by Ken Gibb
I have just read Alex Marsh’s excellent post on the housing elements of the Autumn Statement/Spending Review. The key things that I agree with that are worth repeating are, first, that this is a full-blooded return to tenure-based rather than an (all) housing strategy (I particularly liked the proposed renaming of shared ownership as mostly renting). Second, this does indeed look like a serious threat to general needs social housing development in England. Third, as Alex says – there is absolutely no guarantee that the measures proposed and the money directed to home ownership/shared ownership initiatives will actually deliver the scale of change required. That depends on the market and levels of activity. At the moment these claims for housing supply are just words that need the market and local planning functions to accommodate them if they are to approach reality. They did not in previous rounds of housing supply claims made by the Coalition Government. Fourth, it is certainly not all bad – the planning reforms outlined in the statement may in the longer term actually be quite positive but we need to see the details.
A few other points that are housing-related. First, the decision to squeeze social sector housing benefit further by capping it at Local Housing Allowance levels will have most impact in the short run on single people and will matter more regionally where LHA rates are closer to social rents. But there is also a longer term question that arises – is this the first stage of the process of unifying Housing Benefit for all tenants across a common allowance like structure? More broadly, the reversal on tax credits neither reduces the long term impact of their absorption into Universal Credit nor does it resolve the issue of how the Government makes it additional £12 billion in welfare savings. This has just been pushed off stage for a wee while.
Second, I am a bit more sanguine about the stamp duty changes proposed by the Chancellor on buy to let landlords (less so for second homes) for several reasons. The first is that we are told that this will help fund affordable housing and it is not clear to what extent that this hypothecation will be the source of funds rather than a general contributor to the pot. I raise this because for one thing both in rUK and in Scotland the new tax rates have delivered less than projected revenue – a timely reminder of the standard risks of hypothecation. It is all very well to target a tax revenue source but it is another thing to guarantee that it will raise the required funds.

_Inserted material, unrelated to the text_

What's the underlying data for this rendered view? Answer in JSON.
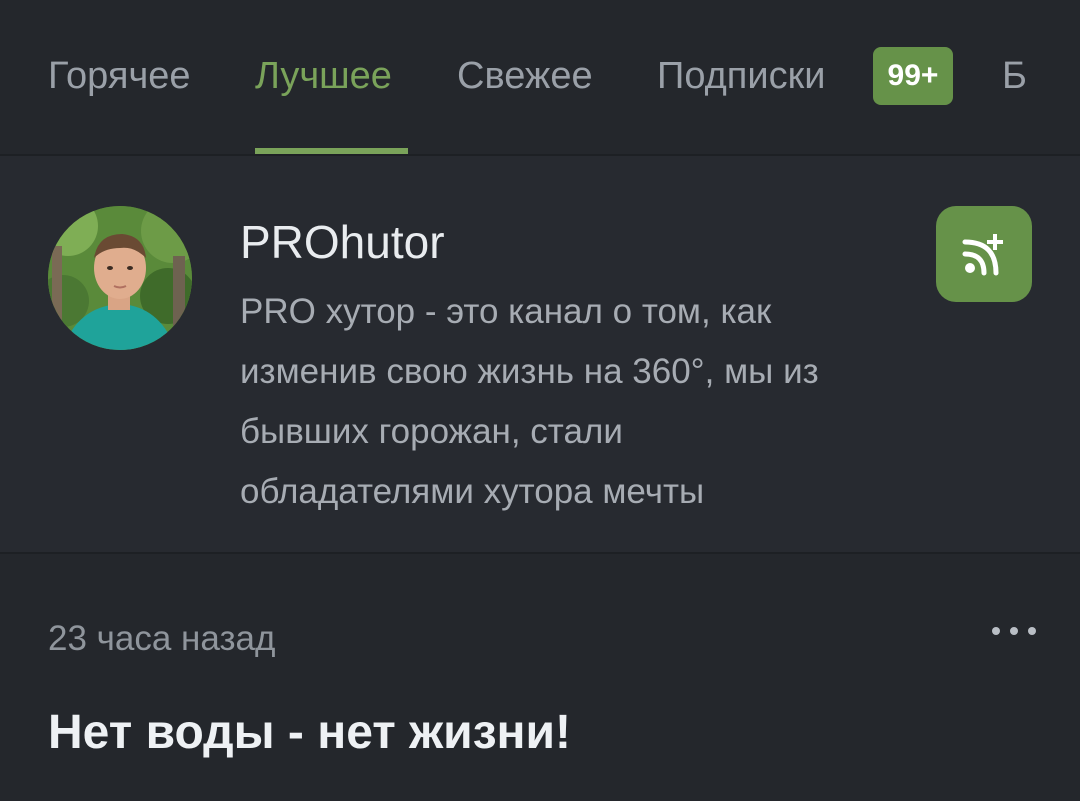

A related point is that SDLT or LBTT (the Scottish acronym) is simply not a very clever tax in that as a transactions tax, it inhibits mobility (as the Mirrlees Review makes clear and far better to raise revenue from property with an annual tax. Instead Osborne is ratcheting up the transactions tax with one presumes more market consequences in the private rented sector. It is a little odd that private renting has been taking such a fiscal buffeting with the reduction in tax relief on interest on borrowing at higher rates of tax and now this further tax. From a wider housing system point of view I don’t think we should deterring investment in this non-neutral but populist way. Intervention should be more about regulation. Interestingly in Scotland (where Osborne’s BTL/second homes stamp duty changes do not apply), we are about to legislate to support tenants and longer tenancies (but also introducing second generation local rent increase limitations in areas designated to be high pressure).

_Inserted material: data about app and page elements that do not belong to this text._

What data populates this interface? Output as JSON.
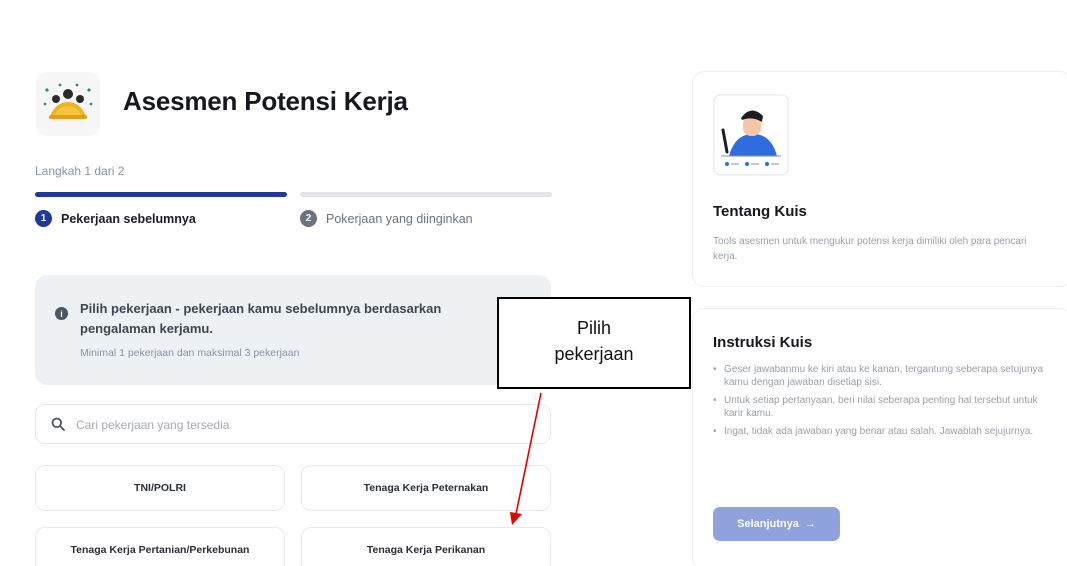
{
  "header": {
    "title": "Asesmen Potensi Kerja"
  },
  "stepper": {
    "step_text": "Langkah 1 dari 2",
    "steps": [
      {
        "number": "1",
        "label": "Pekerjaan sebelumnya",
        "state": "active"
      },
      {
        "number": "2",
        "label": "Pokerjaan yang diinginkan",
        "state": "inactive"
      }
    ]
  },
  "info_box": {
    "icon": "info-icon",
    "text": "Pilih pekerjaan - pekerjaan kamu sebelumnya berdasarkan pengalaman kerjamu.",
    "subtext": "Minimal 1 pekerjaan dan maksimal 3 pekerjaan"
  },
  "search": {
    "placeholder": "Cari pekerjaan yang tersedia",
    "icon": "search-icon"
  },
  "jobs": [
    "TNI/POLRI",
    "Tenaga Kerja Peternakan",
    "Tenaga Kerja Pertanian/Perkebunan",
    "Tenaga Kerja Perikanan"
  ],
  "annotation": {
    "line1": "Pilih",
    "line2": "pekerjaan"
  },
  "about_card": {
    "title": "Tentang Kuis",
    "description": "Tools asesmen untuk mengukur potensi kerja dimiliki oleh para pencari kerja."
  },
  "instructions_card": {
    "title": "Instruksi Kuis",
    "items": [
      "Geser jawabanmu ke kiri atau ke kanan, tergantung seberapa setujunya kamu dengan jawaban disetiap sisi.",
      "Untuk setiap pertanyaan, beri nilai seberapa penting hal tersebut untuk karir kamu.",
      "Ingat, tidak ada jawaban yang benar atau salah. Jawablah sejujurnya."
    ],
    "next_button": "Selanjutnya",
    "next_icon": "arrow-right-icon"
  },
  "colors": {
    "primary": "#1d3a9b",
    "button_disabled": "#8fa2de",
    "info_bg": "#eef1f4",
    "annotation_arrow": "#e00000"
  }
}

Meanwhile in Scotland we wait to see how this translates into the draft Scottish budget in December when we will also hear for the first time what the proposed Scottish Rate of Income Tax will be for 2016-17. The SR headlines thus far are that capital spend will increase by 14% in real terms but revenue funding will fall in real terms by 5.7%. John Swinney has also been helped by the ONS’ decision that their non-distributing model of funding capital infrastructure (Hub) projects through the Scottish Futures Trust has not been reclassified into the public sector.

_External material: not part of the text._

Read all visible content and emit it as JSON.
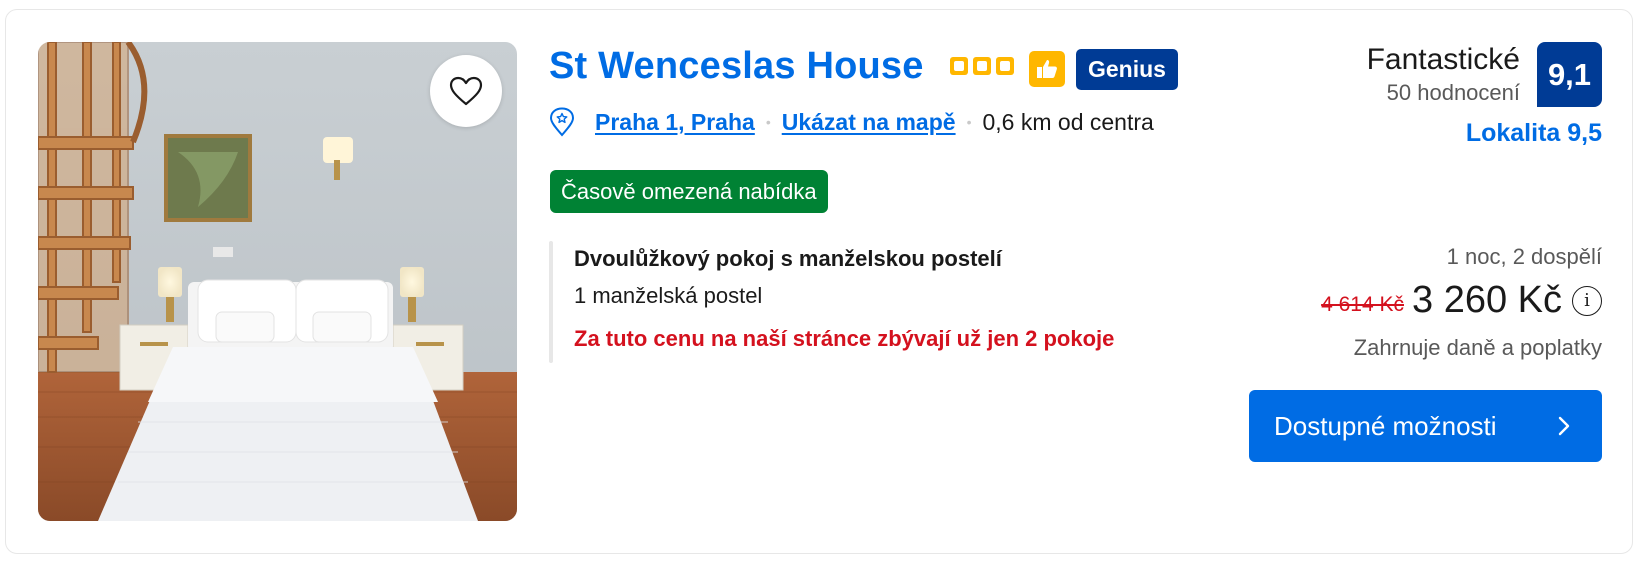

Unlike rUK, we have a Parliamentary election in May – so there is both a lot of party political noise obscuring policy debate but at the same time there is an opportunity to influence platforms and engage debate. Two examples of this are the SNP’s pledge that, if re-elected, they will up their affordable housing supply programme from 6,000 units per year to 10,000 units (in response to the new national needs figure of 12,000 per annum). Secondly, we anticipate the publication of the Commission on Local Tax Reform’s final report in the coming weeks. It is supposed to provide options to help the political parties to put forward their own local tax reform proposals for the election.